Friday, January 1, 2021

In Memoriam: Ross Lowery, the Original Firefighter Combat Challenge® Course Marshal

Ross Lowery, retired Battalion Chief, Moline (IL) Fire Department passed away at the age of 82 on December 30. I had a lengthy telephone call with Ross on his birthday, the 18th of this month. He sounded tired but still enjoyed reflecting on the early days when we were making things up as we went. 

I could make a good head start on a major book, telling stories about Ross. In the early ’90s, our company was conducting 5-day, 40-hour Certified Fitness Coordinator training programs for fire departments all over the country. In total, we did over 100 of these schools for everyone under the sun in the Public Safety and military markets. And, that’s where we met Ross- clearly a standout with a common interest.

Ross was in his last years as a career firefighter and was looking forward to his next adventure. He was interested in physical fitness and the Challenge was just getting started. Our first event in 1992 was in central Florida. We had assembled the minimum set of equipment and were looking for a way to get it to the Academy. Ross had a beat-up four-banger Ford Ranger pickup and offered to haul it. 

We rented an equally beat-up U-Haul trailer, with holes in the floorboards and Ross was off, braving a snowstorm on the way South. That worked for events not too distant. So, we did a deal with North American Van Lines for the rest of the season. 

Ross came back with an offer: he’d do it for what we were paying North American. He went out and purchased a half-ton Chevy pickup and we secured a donation of a trailer from Pace American. Packing the trailer became a real challenge and we were introduced to Jim Hackney and Eddie Smith of the Hackney beverage body frame fame. International Navistar made the contribution of a tractor and we were off. 

Ross was a student of all things mechanical. While at the Hackney plant, we engaged Mr. Hackney in a discussion about SCBAs and the weight of air. Right on the spot, Ross had mentally calculated what the weight of air in a 30-minute bottle would be. Mr. Hackney resorted to the Physicist’s Handbook and we did the math. Ross was right. It’s a little over 3 pounds of breathing air in a cylinder. 

Scott came on board in 1994 and we now had a standardized tower, versus the drill towers at local fire departments that we were using. We got pretty good at erecting scaffolding until the advent of our prototype tower. 

The photograph of Ross and an unknown homeless guy erecting the tower in Miami in 1996 brings back a hilarious memory. The guy wanted to help and we were not in a position to refuse. Once the tower was up, having no overnight security, Ross offered him the shelter of the cab of our tractor. The next morning, the helper and Ross’s shoes had disappeared. Ross opined, that clearly, the guy needed them more than he did.

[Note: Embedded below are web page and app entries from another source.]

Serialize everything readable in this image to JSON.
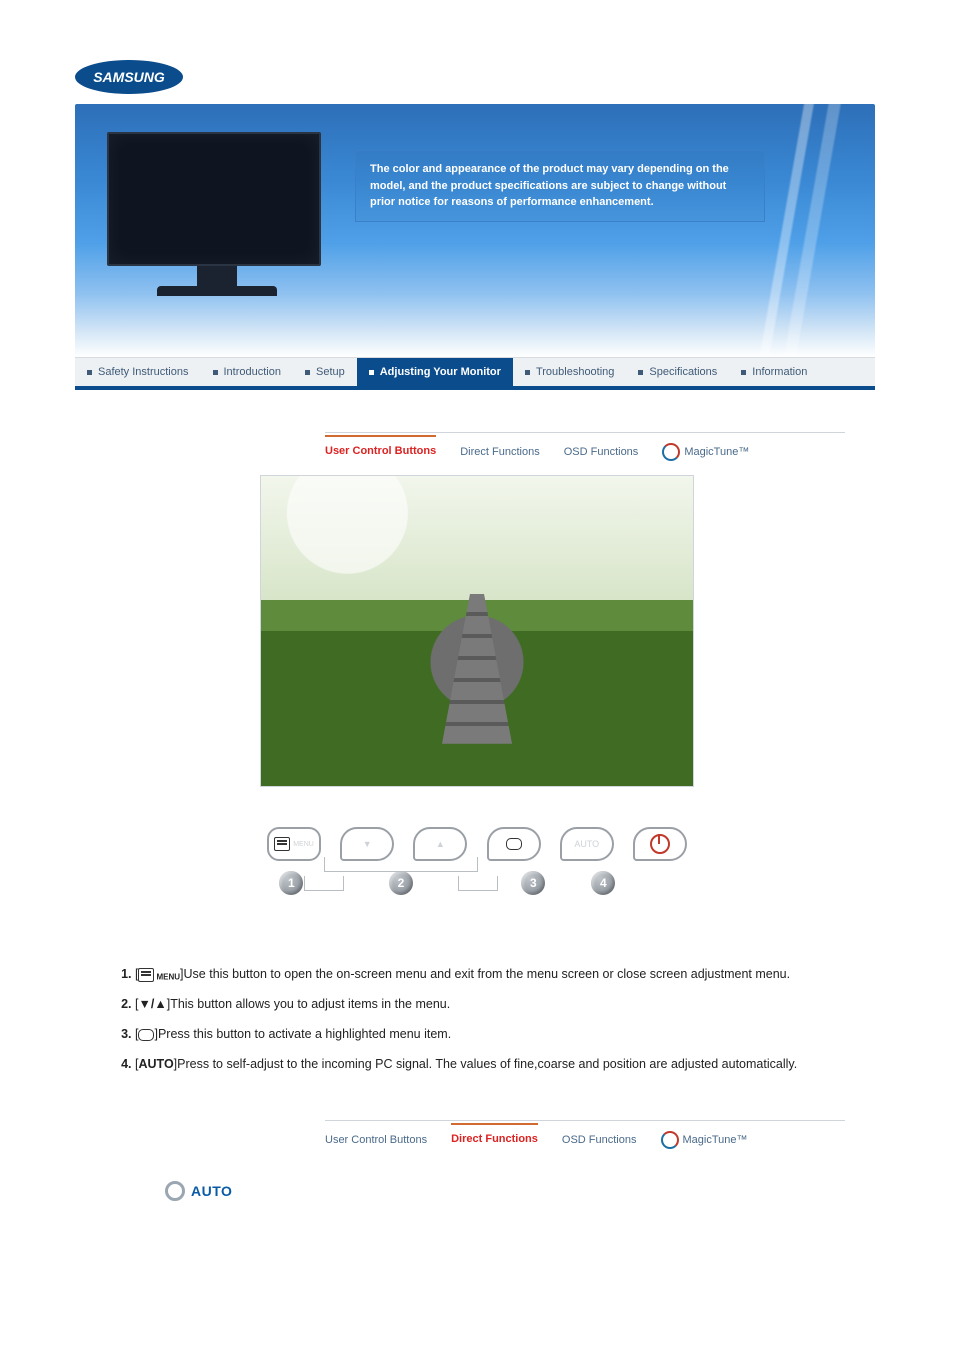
{
  "brand": "SAMSUNG",
  "hero": {
    "notice": "The color and appearance of the product may vary depending on the model, and the product specifications are subject to change without prior notice for reasons of performance enhancement."
  },
  "nav": {
    "items": [
      {
        "label": "Safety Instructions",
        "active": false
      },
      {
        "label": "Introduction",
        "active": false
      },
      {
        "label": "Setup",
        "active": false
      },
      {
        "label": "Adjusting Your Monitor",
        "active": true
      },
      {
        "label": "Troubleshooting",
        "active": false
      },
      {
        "label": "Specifications",
        "active": false
      },
      {
        "label": "Information",
        "active": false
      }
    ]
  },
  "subnav1": {
    "items": [
      {
        "label": "User Control Buttons",
        "active": true
      },
      {
        "label": "Direct Functions",
        "active": false
      },
      {
        "label": "OSD Functions",
        "active": false
      },
      {
        "label": "MagicTune™",
        "active": false,
        "magictune": true
      }
    ]
  },
  "hw_buttons": [
    {
      "label": "MENU",
      "name": "menu-button"
    },
    {
      "label": "▼",
      "name": "down-brightness-button"
    },
    {
      "label": "▲",
      "name": "up-contrast-button"
    },
    {
      "label": "↵",
      "name": "enter-button"
    },
    {
      "label": "AUTO",
      "name": "auto-button"
    },
    {
      "label": "⏻",
      "name": "power-button"
    }
  ],
  "hw_numbers": [
    "1",
    "2",
    "3",
    "4"
  ],
  "instructions": [
    {
      "prefix_icon": "menu",
      "prefix_sub": "MENU",
      "text": "Use this button to open the on-screen menu and exit from the menu screen or close screen adjustment menu."
    },
    {
      "prefix_icon": "arrows",
      "text": "This button allows you to adjust items in the menu."
    },
    {
      "prefix_icon": "enter",
      "text": "Press this button to activate a highlighted menu item."
    },
    {
      "prefix_bold": "AUTO",
      "text": "Press to self-adjust to the incoming PC signal. The values of fine,coarse and position are adjusted automatically."
    }
  ],
  "subnav2": {
    "items": [
      {
        "label": "User Control Buttons",
        "active": false
      },
      {
        "label": "Direct Functions",
        "active": true
      },
      {
        "label": "OSD Functions",
        "active": false
      },
      {
        "label": "MagicTune™",
        "active": false,
        "magictune": true
      }
    ]
  },
  "section": {
    "title": "AUTO"
  }
}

When I spoke with Ross’s wife Rose, I told her that my mind was flooded with hilarious stories of Ross, who never met a machine that he could not fix or firefighters that he did not like. On one of his many cross-country drives, he lost the drive shaft of our tractor in Utah. Ross walked the median looking for the parts when he encountered a motorist whose tire had been damaged by the flotsam of debris from our unfortunate experience. Ross quickly opined, “Oh, I see it got you too.” Or, the errant golf ball that broke the windshield of a passing car in Missoula. He had a way about him of handling just about any situation with aplomb.  

I could go on and on, recounting his affection for that big, cold Marguerita after a hard day in the sun, or being regaled with his stories on the road or the many antics of firefighters at work and at play. Ross lived life with gusto and left no regrets. 

 Here’s to you, brother. R.I.P. Batt Chief 3